Certified Gold Coins


Gold Double EaglesCertified Gold Coins offer opportunities for both collectors and investors. These rare, early gold coins provide both scarcity and value. Many issues have low mintages. All coins have a floor value based on gold content.

Search a wide selection of gold coins for sale including Double Eagles, Saint Gaudens, Liberty Head Gold, Indian Head Gold, and more. All coins are certified by PCGS or NGC.

Gold Double Eagles - These are the largest denomination of regular issue United States coins. The $20 Double Eagle denomination was authorized by the Act of March 3, 1849. Coins included the Liberty Head Double Eagle design struck from 1849 to 1907 and the Saint Gaudens Double Eagle struck from 1907 to 1933. The coins have a composition of 90% gold and 10% copper with a net gold weight of 0.96750 ounces.

Gold EagleGold Eagles - The Gold Eagle was initially the largest denomination struck for commerce. They were struck from 1795 to 1933 authorized under the Act of April 2, 1792. Coins of the denomination included the Capped Bust Gold Eagle, Liberty Head Gold Eagle, and Indian Head Gold Eagle. The composition was initially 91.67% gold and 8.33% copper. This was changed to 90% gold and 10% copper starting in 1838.

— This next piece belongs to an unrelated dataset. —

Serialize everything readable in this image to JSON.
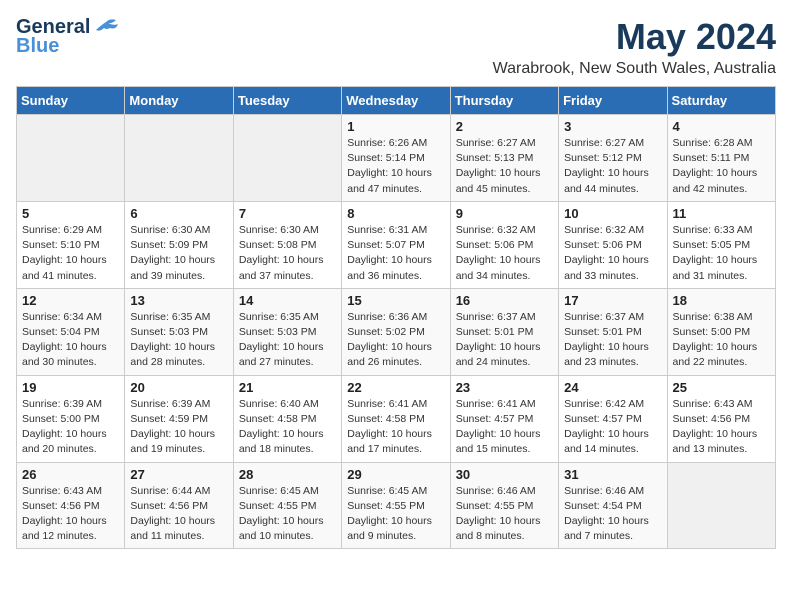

Gold Half Eagles - The Gold Half Eagle carries the distinction of being the first gold coin struck by the United States Mint. The coins carry a denomination of $5. They were authorized by the Act of April 2, 1792. Similar to the situation for the Gold Eagle, the composition was altered from the original 91.67% gold to 90% gold. Coins include the Capped Bust, Liberty Head, and Indian Head. The Indian Head Gold Half Eagle is a collector favorite.

Gold Quarter EaglesGold Quarter Eagles - The Gold Quarter Eagle carries a denomination of $2.50 and was also one of the original coins authorized under the Act of April 2, 1792. The coins also experienced a composition change. Designs included Capped Bust, Liberty Head, and Indian Head Gold Quarter Eagles. The final design featured design elements which were recessed below the surface of the coin.